"Didi, doesn't it look like a sharash?"
Yes, it does look like the marsh crane of the Bengal countryside. I am startled by the Bengali word for the bird, so unusual in my brother's mouth, together with the childhood name he hasn't called me in years.
It was monsoon vacation. We were visiting third uncle, out in the country. The rain had stopped briefly, and we ran out under the low, dark clouds, jumping into puddles with the special joy of city children. Ashu, who was three, imitated everything I did. We ran all the way past the sugarcane fields with their peculiar swishing sounds, their wonderful wet smell, and suddenly we came across them, a whole flock of sharash feeding in the submerged rice fields.
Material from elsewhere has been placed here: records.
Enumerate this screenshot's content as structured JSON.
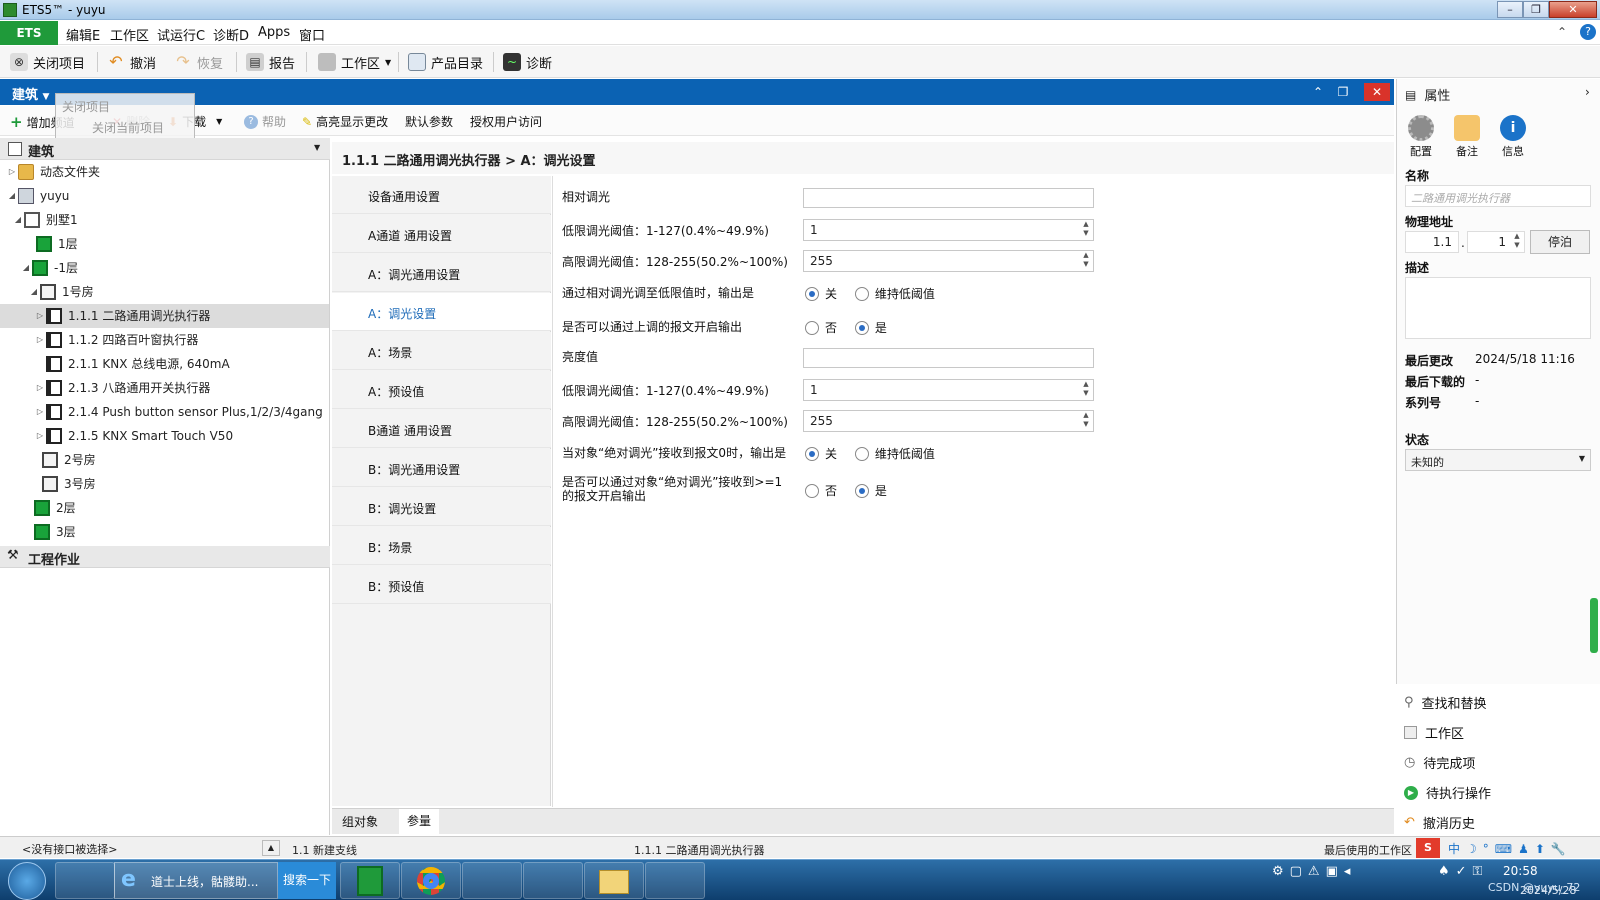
{
  "window": {
    "title": "ETS5™ - yuyu"
  },
  "menu": {
    "ets_tab": "ETS",
    "items": [
      "编辑E",
      "工作区",
      "试运行C",
      "诊断D",
      "Apps",
      "窗口"
    ]
  },
  "toolbar": {
    "close_project": "关闭项目",
    "undo": "撤消",
    "redo": "恢复",
    "report": "报告",
    "workspace": "工作区",
    "catalog": "产品目录",
    "diagnostics": "诊断"
  },
  "tooltip": {
    "line1": "关闭项目",
    "line2": "关闭当前项目"
  },
  "panel": {
    "title": "建筑"
  },
  "actions": {
    "add_channel": "增加频道",
    "delete": "删除",
    "download": "下载",
    "help": "帮助",
    "highlight": "高亮显示更改",
    "default_params": "默认参数",
    "authorize": "授权用户访问"
  },
  "tree": {
    "section_title": "建筑",
    "items": [
      {
        "label": "动态文件夹"
      },
      {
        "label": "yuyu"
      },
      {
        "label": "别墅1"
      },
      {
        "label": "1层"
      },
      {
        "label": "-1层"
      },
      {
        "label": "1号房"
      },
      {
        "label": "1.1.1 二路通用调光执行器"
      },
      {
        "label": "1.1.2 四路百叶窗执行器"
      },
      {
        "label": "2.1.1 KNX 总线电源, 640mA"
      },
      {
        "label": "2.1.3 八路通用开关执行器"
      },
      {
        "label": "2.1.4 Push button sensor Plus,1/2/3/4gang"
      },
      {
        "label": "2.1.5 KNX Smart Touch V50"
      },
      {
        "label": "2号房"
      },
      {
        "label": "3号房"
      },
      {
        "label": "2层"
      },
      {
        "label": "3层"
      }
    ],
    "section2_title": "工程作业"
  },
  "content": {
    "breadcrumb": "1.1.1 二路通用调光执行器 > A：调光设置",
    "nav": [
      "设备通用设置",
      "A通道 通用设置",
      "A：调光通用设置",
      "A：调光设置",
      "A：场景",
      "A：预设值",
      "B通道 通用设置",
      "B：调光通用设置",
      "B：调光设置",
      "B：场景",
      "B：预设值"
    ],
    "nav_active_index": 3,
    "params": {
      "relative_dim": "相对调光",
      "low_threshold_label": "低限调光阈值：1-127(0.4%~49.9%)",
      "low_threshold_value": "1",
      "high_threshold_label": "高限调光阈值：128-255(50.2%~100%)",
      "high_threshold_value": "255",
      "output_at_low_label": "通过相对调光调至低限值时，输出是",
      "output_at_low_opt1": "关",
      "output_at_low_opt2": "维持低阈值",
      "enable_up_label": "是否可以通过上调的报文开启输出",
      "no": "否",
      "yes": "是",
      "brightness": "亮度值",
      "low_threshold_value2": "1",
      "high_threshold_value2": "255",
      "abs_zero_label": "当对象“绝对调光”接收到报文0时，输出是",
      "abs_enable_label_1": "是否可以通过对象“绝对调光”接收到>=1",
      "abs_enable_label_2": "的报文开启输出"
    },
    "bottom_tabs": [
      "组对象",
      "参量"
    ]
  },
  "properties": {
    "title": "属性",
    "tabs": [
      "配置",
      "备注",
      "信息"
    ],
    "name_label": "名称",
    "name_placeholder": "二路通用调光执行器",
    "phys_addr_label": "物理地址",
    "phys_addr_prefix": "1.1",
    "phys_addr_suffix": "1",
    "park_btn": "停泊",
    "desc_label": "描述",
    "last_changed_label": "最后更改",
    "last_changed_value": "2024/5/18 11:16",
    "last_download_label": "最后下载的",
    "last_download_value": "-",
    "serial_label": "系列号",
    "serial_value": "-",
    "state_label": "状态",
    "state_value": "未知的"
  },
  "right_tools": [
    "查找和替换",
    "工作区",
    "待完成项",
    "待执行操作",
    "撤消历史"
  ],
  "statusbar": {
    "interface": "<没有接口被选择>",
    "line": "1.1 新建支线",
    "device": "1.1.1 二路通用调光执行器",
    "workspace": "最后使用的工作区"
  },
  "taskbar": {
    "ie_label": "道士上线，骷髅助...",
    "search": "搜索一下",
    "time": "20:58",
    "date": "2024/5/28",
    "watermark": "CSDN @yuyu_72"
  }
}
My brother clapped his delighted hands, look, Didi! as the birds flew up, an arc of silver air, a sky of flashing wings. We stood with our arms around each other, watching, till they disappeared.
The ferry is closer now, and everyone is looking at the bird. Even the raucous young men are quiet. The bird looks back at us, its eyes shining like rubies, like beads of blood. Through a gap in the clouds the sun is a low red ball that hangs over the edge of the lake. Lake Champlain, the name comes to me suddenly. The bird takes off, beating its powerful wings, wheeling gracefully over our heads. I'm almost certain that my brother can't remember that long-ago day in India. Still, I step closer and touch the sleeve of his parka. He looks as though he might move away. Then he puts his arm around my shoulders and gives them a brief, awkward hug. And I know I can't give up yet. There's got to be a path back to where we started from, however narrow, however icebound, however slow.
I'll start on it tonight. Tonight I'll tell my brother what I came to say. I'll say it simple and clear, with no hidden agendas. No guilt. No blame. Maybe he'll listen, and maybe he won't. But for the moment the wind has stopped, and it is enough to stand here, shoulders touching, watching the white bird fly directly into the sun.